© 2024 WUGA | University of Georgia
Play Live Radio
Next Up:
0:00 0:00
Available On Air Stations

Georgia House advances budget with pay raises for teachers and state workers

Pay raises for Georgia public school teachers and state employees took a step forward Tuesday, as the House Appropriations Committee approved a spending plan for the budget year that begins July 1.

The budget would spend $36.1 billion in state money and $66.5 billion overall, including federal and other funds. The full House will vote on the measure on Thursday, with Senate debate to follow.

Spending would actually fall after lawmakers amended this year's budget to sharply increase outlays. After Gov. Brian Kemp signed the amended spending plan last week, Georgia will have spent $38 billion in state revenue and $68 billion overall in the year ending June 30.

Public school teachers would get a $2,500 raise beginning July 1, boosting average teacher pay in Georgia above $65,000 annually, as the Republican governor proposed in January. That’s in addition to a $1,000 bonus Kemp sent out in December, a move lawmakers ratified when they amended the current budget. State and university employees also would get a 4% pay increase, up to $70,000 in salary. The typical state employee makes $50,400.

Combined, that’s more than $600 million in pay raises. Teachers previously received $7,000 in raises during Kemp’s first five years in office.

Some employees would be singled out for more. State law enforcement officers would get an additional $3,000 bump, atop the $6,000 special boost they got last year. Child welfare workers would also receive extra $3,000 raises.

Many judges would also get a raise under the plan. The House proposes spending more than $10 million to implement half of a plan to raise and standardize judicial pay, with House Appropriations Committee Chairman Matt Hatchett saying the second half would come next year. The plan would link top pay for judges to what federal judges in Atlanta make. State Supreme Court justices could see their pay rise from $186,000 to more than $223,000, while Court of Appeals judges could see their pay rise from $185,000 now to $212,000.

Right now, superior court judges make between $154,000 and $222,000 a year based on differing amounts counties contribute in Georgia's 50 judicial circuits. Under the proposed system, the state would pay superior court judge as much as $201,000, while counties could add a 10% locality supplement, bringing total pay to $221,000.

Because lawmakers can’t spend above Kemp’s revenue estimate, lawmakers can only cut or rearrange the governor’s proposed spending. In this case, the House cut money from sources including debt service and construction projects that it funded in the amended budget to propose higher spending on health care, mental health care, and aid to victims of domestic violence and sexual assault.
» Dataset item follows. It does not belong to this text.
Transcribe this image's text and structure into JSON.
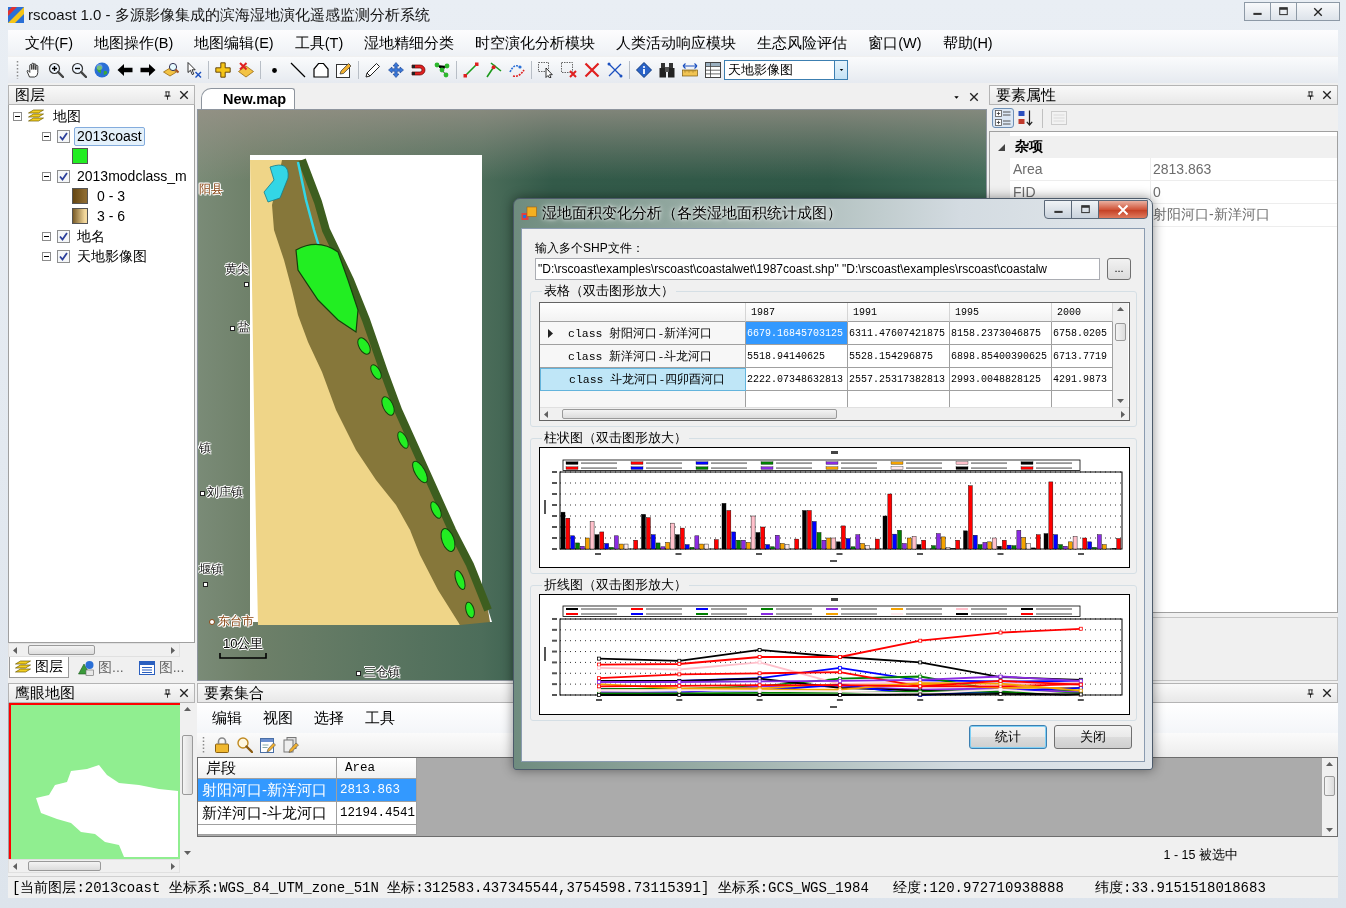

The state would spend hundreds of millions of dollars more to increase what it pays to nursing homes, people who provide home health care, dialysis providers, physical and occupational therapists, and some physicians. Most increases were proposed by Kemp, but some were added by the House.

Committee Chairman Hatchett said rate increases were needed to keep reimbursements “where our providers will continue to provide the service.”

Adults who get health insurance from Georgia's Medicaid program would get basic dental care covered for the first time, at a cost of $9 million in state money, or $28 million once federal money is included.

The House proposed spending $21 million more on domestic violence shelters and sexual assault response. Some of those agencies face big cuts in their federal funding. Hatchett said the money doesn't directly offset the federal funds but said the state needs to pay for services that it mandates.

“We’re trying to make sure that what we mandate they do, we’re giving them the monies to be able to do that," he said.

House lawmakers would spend $6.33 million to provide free breakfast and lunch at public schools to children who currently pay reduced prices, but who aren't judged poor enough to qualify for free meals.

The budget also affirms Kemp's plan to spend $104 million on school security and $205 million to boost the state's share of buying and operating school buses. Representatives are also backing a plan to reverse a longstanding budget cut to the Department of Early Care and Learning, pulling prekindergarten class sizes back down to 20 children after years at 22.